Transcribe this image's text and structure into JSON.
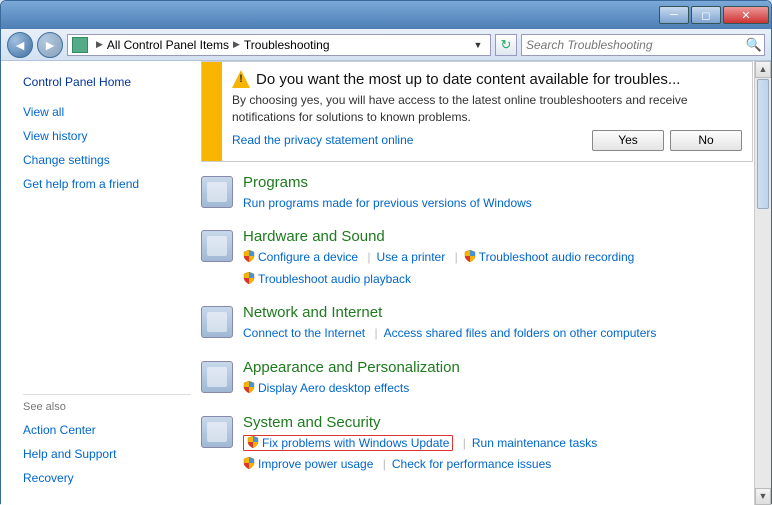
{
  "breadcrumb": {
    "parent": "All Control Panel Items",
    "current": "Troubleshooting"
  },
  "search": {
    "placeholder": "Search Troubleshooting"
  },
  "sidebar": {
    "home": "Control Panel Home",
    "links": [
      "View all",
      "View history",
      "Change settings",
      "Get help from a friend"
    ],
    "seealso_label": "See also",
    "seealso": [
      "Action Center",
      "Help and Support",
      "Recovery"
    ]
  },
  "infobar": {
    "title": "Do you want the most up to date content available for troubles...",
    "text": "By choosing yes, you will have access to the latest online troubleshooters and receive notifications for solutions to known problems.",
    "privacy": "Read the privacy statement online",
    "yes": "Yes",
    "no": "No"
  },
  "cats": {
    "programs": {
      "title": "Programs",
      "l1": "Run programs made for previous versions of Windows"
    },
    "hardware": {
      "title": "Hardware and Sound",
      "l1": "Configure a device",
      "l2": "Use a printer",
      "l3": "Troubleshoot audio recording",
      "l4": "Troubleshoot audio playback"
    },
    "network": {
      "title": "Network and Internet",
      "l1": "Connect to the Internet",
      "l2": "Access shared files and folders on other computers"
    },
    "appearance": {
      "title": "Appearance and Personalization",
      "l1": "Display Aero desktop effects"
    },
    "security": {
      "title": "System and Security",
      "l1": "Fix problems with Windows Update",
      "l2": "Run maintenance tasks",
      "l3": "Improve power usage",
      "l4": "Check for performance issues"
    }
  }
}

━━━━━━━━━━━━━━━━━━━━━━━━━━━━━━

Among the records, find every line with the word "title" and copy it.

    "title": "Do you want the most up to date content available for troubles...",
      "title": "Programs",
      "title": "Hardware and Sound",
      "title": "Network and Internet",
      "title": "Appearance and Personalization",
      "title": "System and Security",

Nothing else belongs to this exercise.